READ: UW-Madison Program Places Med Students in Milwaukee's Underserved Communities

Mike Licht / Flickr

There are more than two decades worth of local restaurant inspection reports on the City of Milwaukee’s Health Department website. So if you want to know how your favorite eatery stacks up, you can look them up, see how they’ve done with health inspections in the past, and see the kinds of violations, if any, they’ve received. But the reports can be confusing and are full of jargon that’s generally unfamiliar to those of us who aren’t health inspectors.

Katie Watson

Professor Katie Watson is a classic polymath - a case of “How many hats can one person wear well?”  She’s a lawyer - having clerked in the federal judiciary and practiced public interest law; she’s an ethicist who has completed fellowships in clinical medical ethics and medical humanities; and… she’s also an adjunct faculty member at Chicago’s Second City theater’s comedy training center.

We live in an age of heightened awareness about concussions. From battlefields around the world to football fields in the U.S., we've heard about the dangers caused when the brain rattles around inside the skull and the possible link between concussions and the degenerative brain disease chronic traumatic encephalopathy.

Aurora Health Care / facebook.com

The University of Wisconsin Medical School’s Training in Urban Medicine and Public Health, or TRIUMPH, program was founded nine years ago in an effort to better prepare students for the realities of practicing medicine in urban communities.  While the medical school is part of the university’s Madison campus, the TRIUMPH program is based in Milwaukee and partners with a number of organizations and provi

Aja C. Holmes planned to go to work last week, but her flu symptoms — a cough, fever and severe body aches that worsened overnight — had other ideas.

"It felt like somebody took a bat and beat my body up and down," said Holmes, 39, who works as a residential life director at California State University, Sacramento. "I couldn't get out of bed."

The nation is having a terrible, horrible, no good, very bad flu season.

Skye D. / Flickr

Breast cancer is the second leading cause of death for women in the United States.
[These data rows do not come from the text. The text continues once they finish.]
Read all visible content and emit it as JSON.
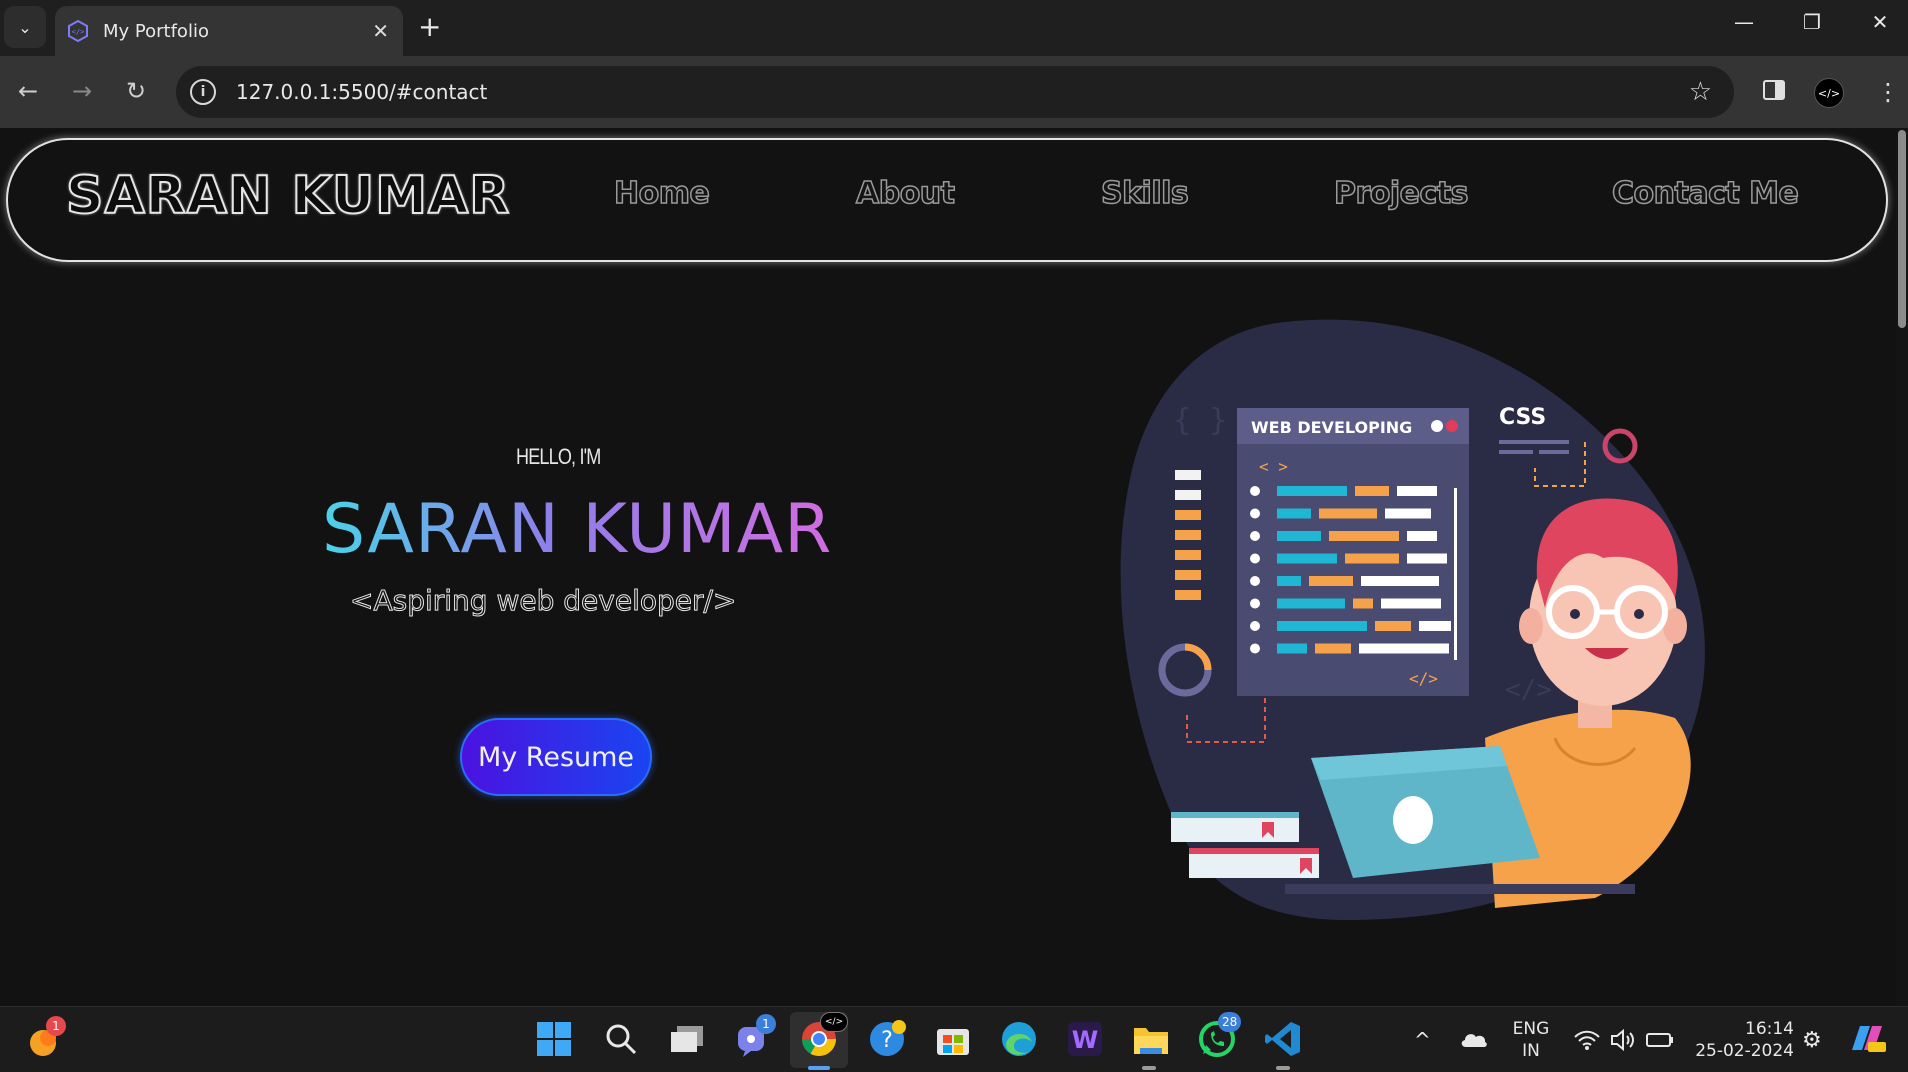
{
  "browser": {
    "tab_title": "My Portfolio",
    "url": "127.0.0.1:5500/#contact"
  },
  "navbar": {
    "brand": "SARAN KUMAR",
    "links": [
      "Home",
      "About",
      "Skills",
      "Projects",
      "Contact Me"
    ]
  },
  "hero": {
    "greeting": "HELLO, I'M",
    "name": "SARAN KUMAR",
    "tagline": "<Aspiring web developer/>",
    "resume_button": "My Resume",
    "illustration": {
      "panel_title": "WEB DEVELOPING",
      "css_label": "CSS",
      "open_tag": "< >",
      "close_tag": "</>"
    }
  },
  "taskbar": {
    "weather_badge": "1",
    "teams_badge": "1",
    "whatsapp_badge": "28",
    "language": "ENG",
    "region": "IN",
    "time": "16:14",
    "date": "25-02-2024",
    "icons": [
      "start-icon",
      "search-icon",
      "task-view-icon",
      "teams-icon",
      "chrome-icon",
      "help-icon",
      "store-icon",
      "edge-icon",
      "w-app-icon",
      "file-explorer-icon",
      "whatsapp-icon",
      "vscode-icon"
    ]
  },
  "colors": {
    "accent_gradient_start": "#4ad3e8",
    "accent_gradient_end": "#d16ce0",
    "button_start": "#4b12e0",
    "button_end": "#1a45f0",
    "page_bg": "#121212",
    "illustration_bg": "#2a2b45"
  }
}
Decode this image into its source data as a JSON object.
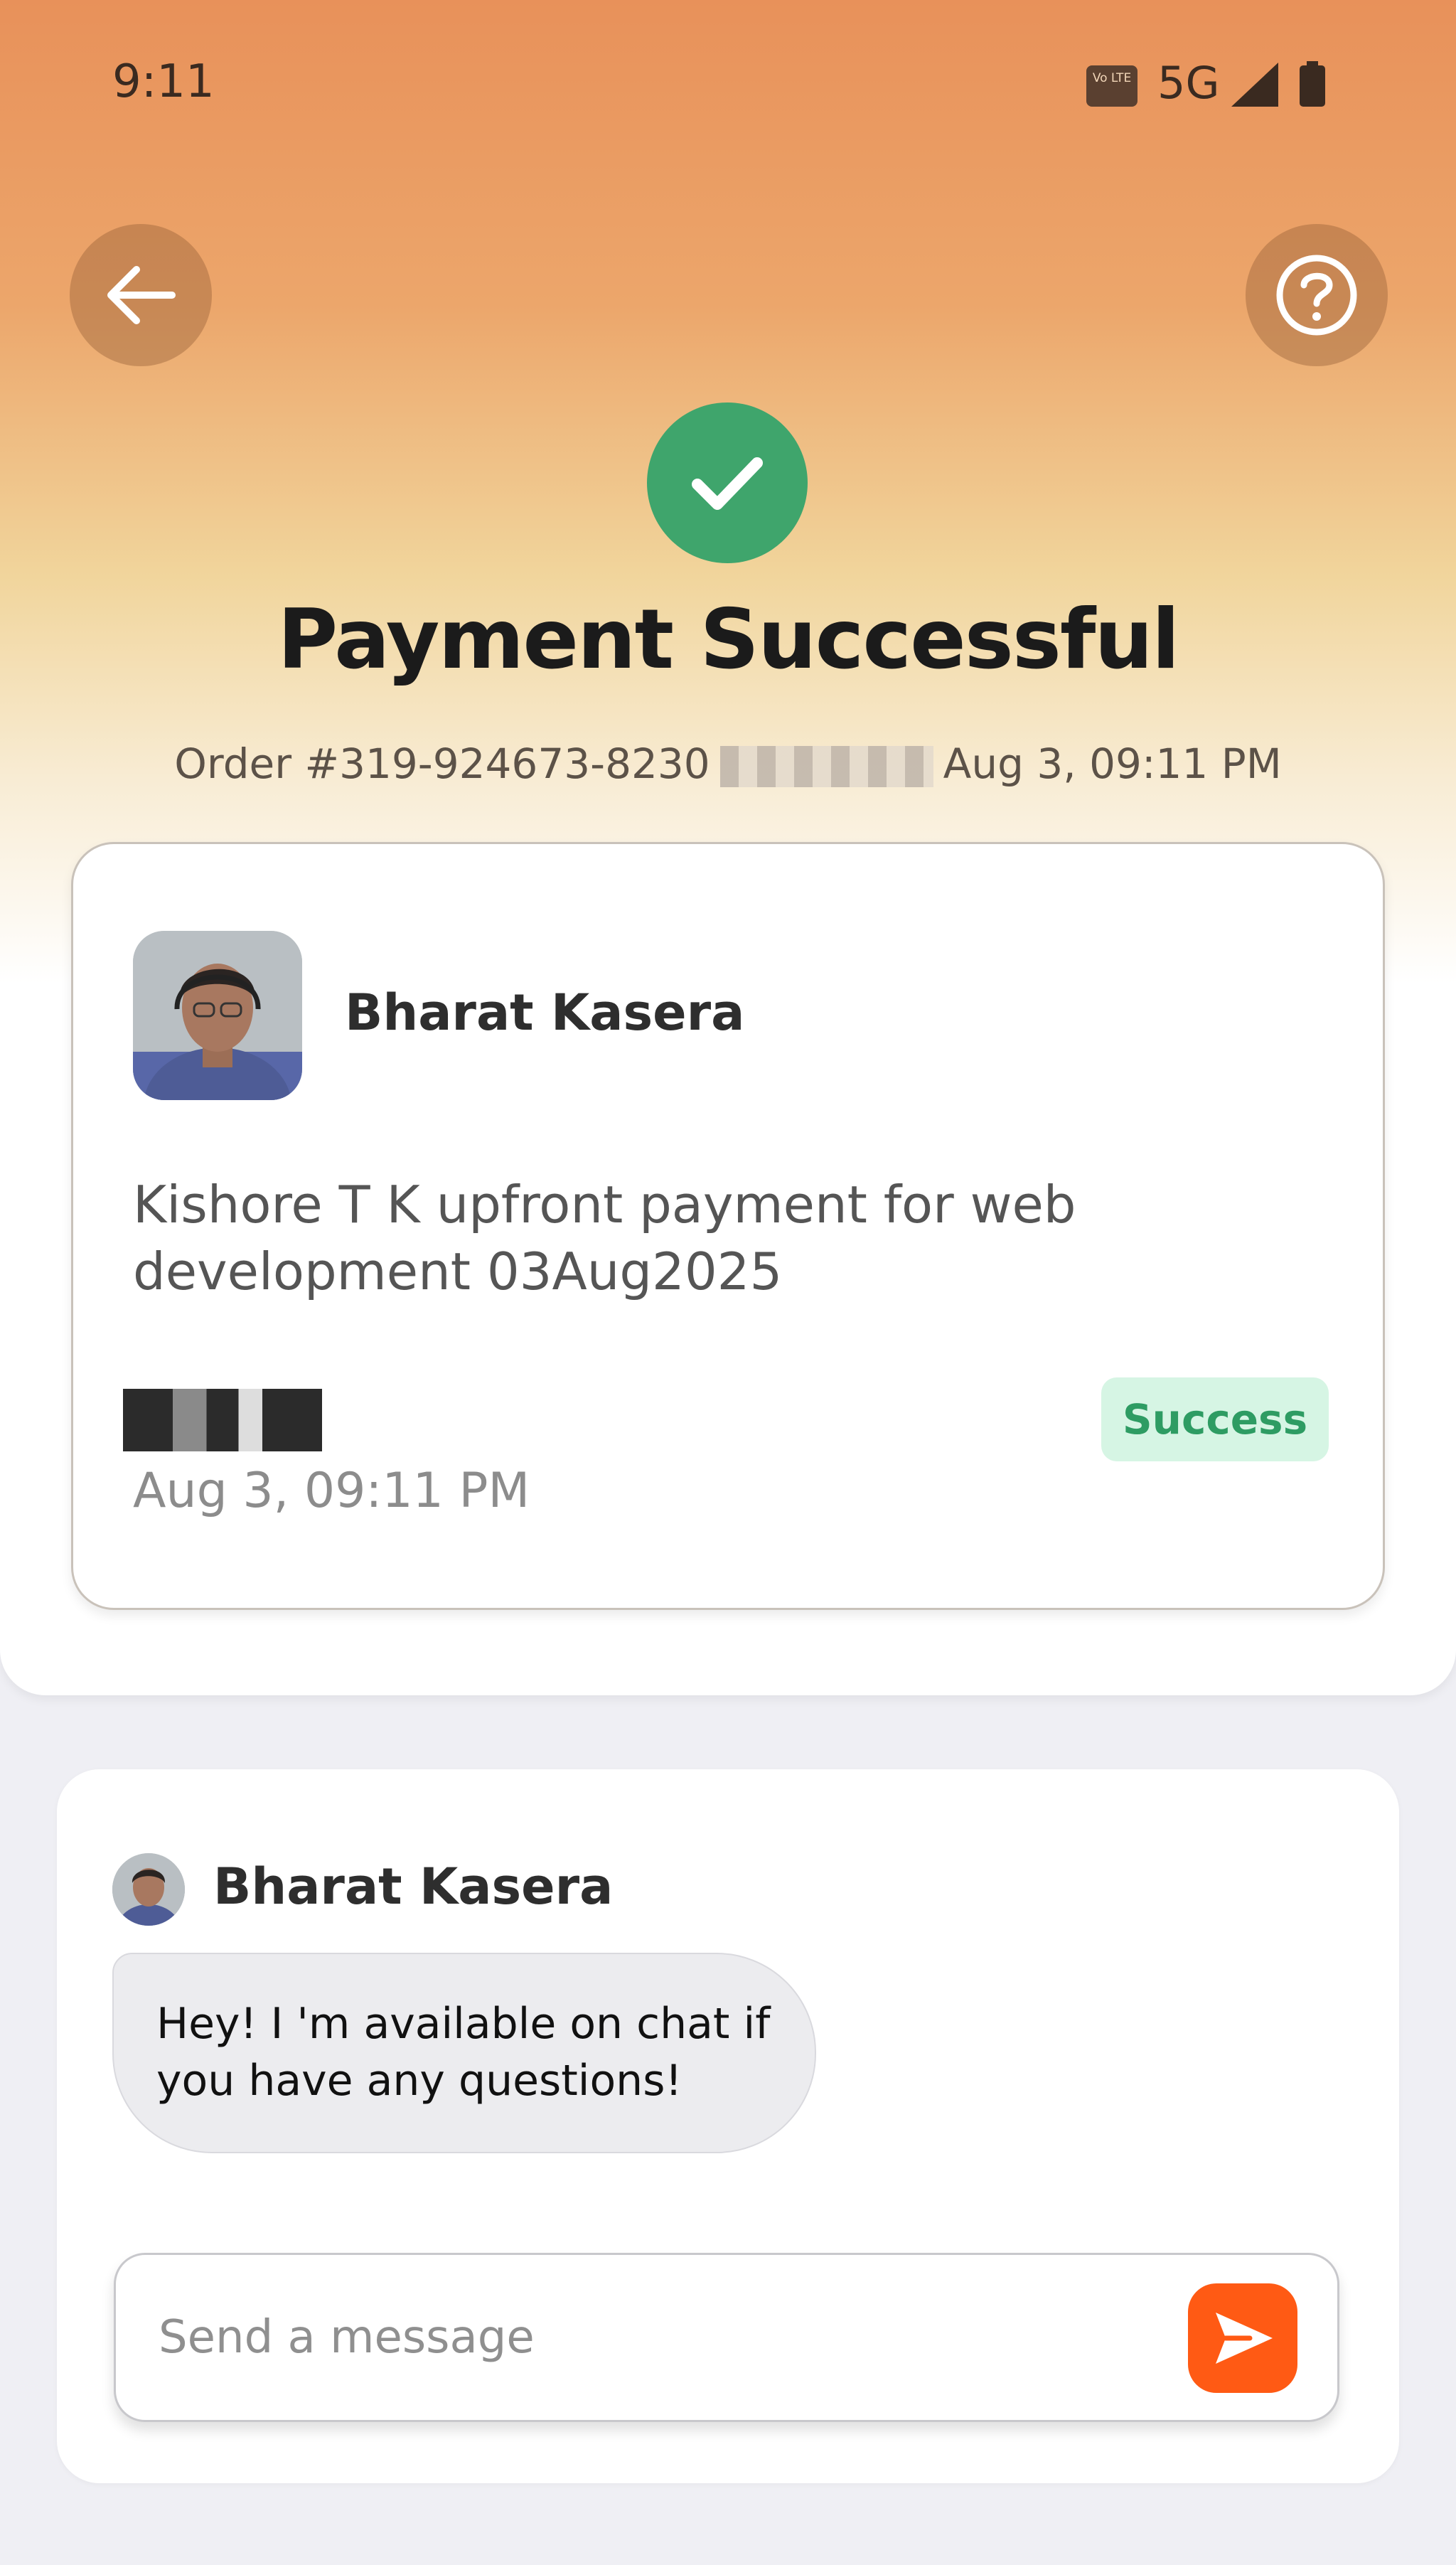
{
  "status_bar": {
    "time": "9:11",
    "volte_label": "Vo LTE",
    "network": "5G",
    "signal_icon": "signal-icon",
    "battery_icon": "battery-icon"
  },
  "header": {
    "back_icon": "arrow-left-icon",
    "help_icon": "help-circle-icon",
    "title": "Payment Successful",
    "order_prefix": "Order #319-924673-8230",
    "order_datetime": "Aug 3, 09:11 PM"
  },
  "payment": {
    "payee_name": "Bharat Kasera",
    "note": "Kishore T K upfront payment for web development 03Aug2025",
    "date": "Aug 3, 09:11 PM",
    "status": "Success"
  },
  "chat": {
    "sender_name": "Bharat Kasera",
    "message": "Hey! I 'm available on chat if you have any questions!",
    "input_placeholder": "Send a message",
    "send_icon": "send-icon"
  },
  "colors": {
    "accent": "#FF5A14",
    "success": "#3FA56C",
    "success_badge_bg": "#D6F5E4",
    "success_badge_text": "#2E9C63"
  }
}
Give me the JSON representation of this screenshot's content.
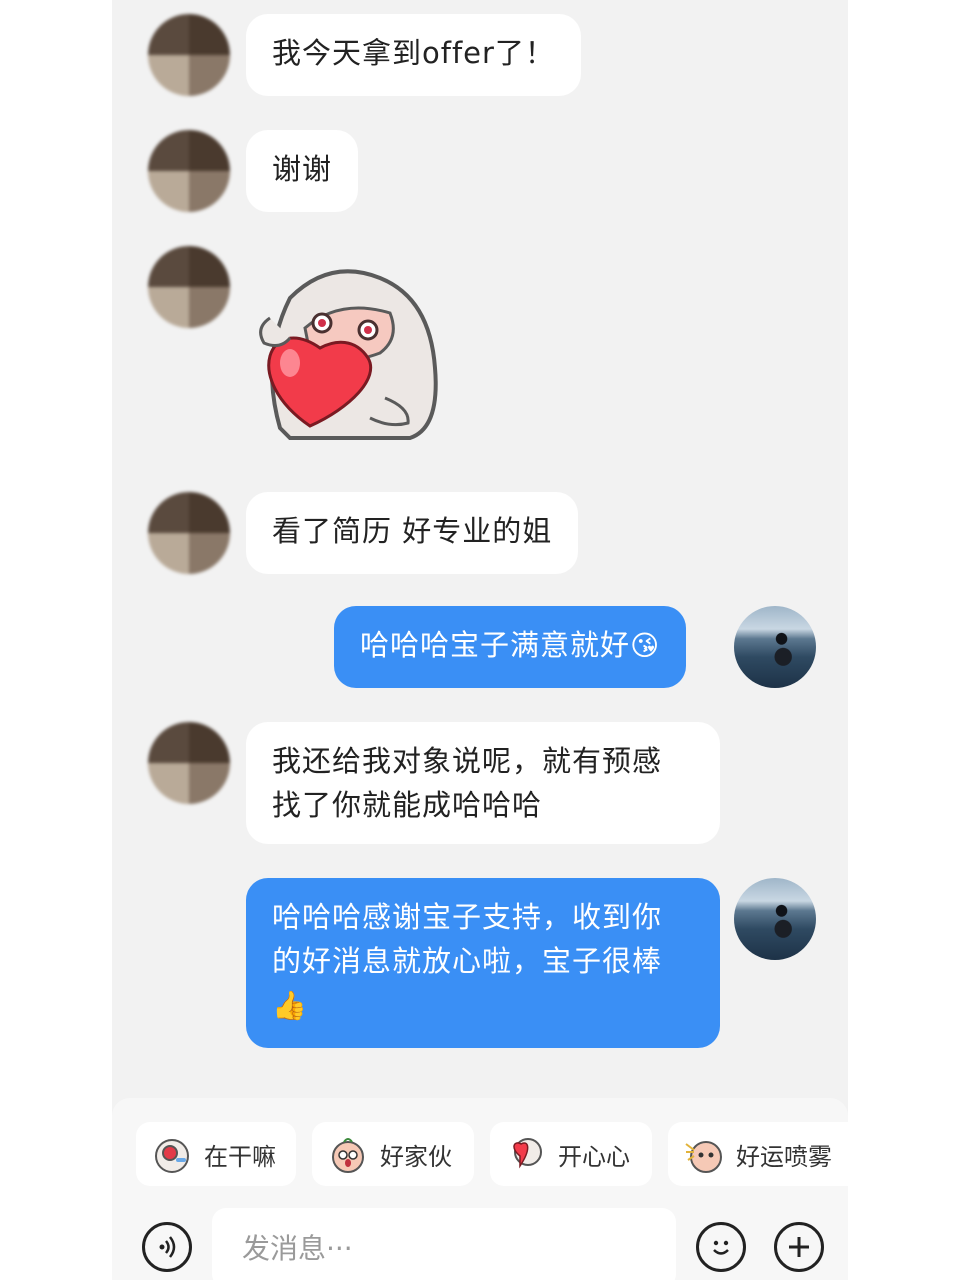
{
  "messages": [
    {
      "from": "other",
      "text": "我今天拿到offer了！"
    },
    {
      "from": "other",
      "text": "谢谢"
    },
    {
      "from": "other",
      "sticker": "heart-hug-sticker"
    },
    {
      "from": "other",
      "text": "看了简历  好专业的姐"
    },
    {
      "from": "me",
      "text": "哈哈哈宝子满意就好",
      "emoji": "😘"
    },
    {
      "from": "other",
      "lines": [
        "我还给我对象说呢，就有预感",
        "找了你就能成哈哈哈"
      ]
    },
    {
      "from": "me",
      "lines": [
        "哈哈哈感谢宝子支持，收到你",
        "的好消息就放心啦，宝子很棒"
      ],
      "emoji": "👍"
    }
  ],
  "quick_replies": [
    {
      "label": "在干嘛",
      "icon": "microphone-sticker-icon"
    },
    {
      "label": "好家伙",
      "icon": "surprised-face-sticker-icon"
    },
    {
      "label": "开心心",
      "icon": "heart-sticker-icon"
    },
    {
      "label": "好运喷雾",
      "icon": "spray-sticker-icon"
    }
  ],
  "input": {
    "placeholder": "发消息···"
  },
  "colors": {
    "my_bubble": "#3a8ff5",
    "other_bubble": "#ffffff",
    "background": "#f2f2f2"
  }
}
But your odds of dying from the disease vary greatly based on your race and ethnicity. African-American women in the United States are more likely to have aggressive forms of breast cancer - and less likely to catch the disease in an early stage.

Alex Groth

Doctor video visits aren't new, but they are a growing form of treatment across the U.S. Aurora Health Care began treating patients via video six months ago.

Here's how it works: Patients log on to Aurora's platform and select an on-call provider. The doctor reviews a patient's health records before accepting the video call.

Peabody Awards / Wikimedia

You might know Jane Lynch from her work on Glee as the antagonistic gym teacher, Sue Sylvester. Or maybe you know her from one of Christopher Guest’s mockumentary films like Best in Show or A Mighty Wind. Or maybe you've seen her in The Forty-Year-Old VirginTwo and a Half Men, Arrested Development, Weeds... The list could go on and on. 

Pages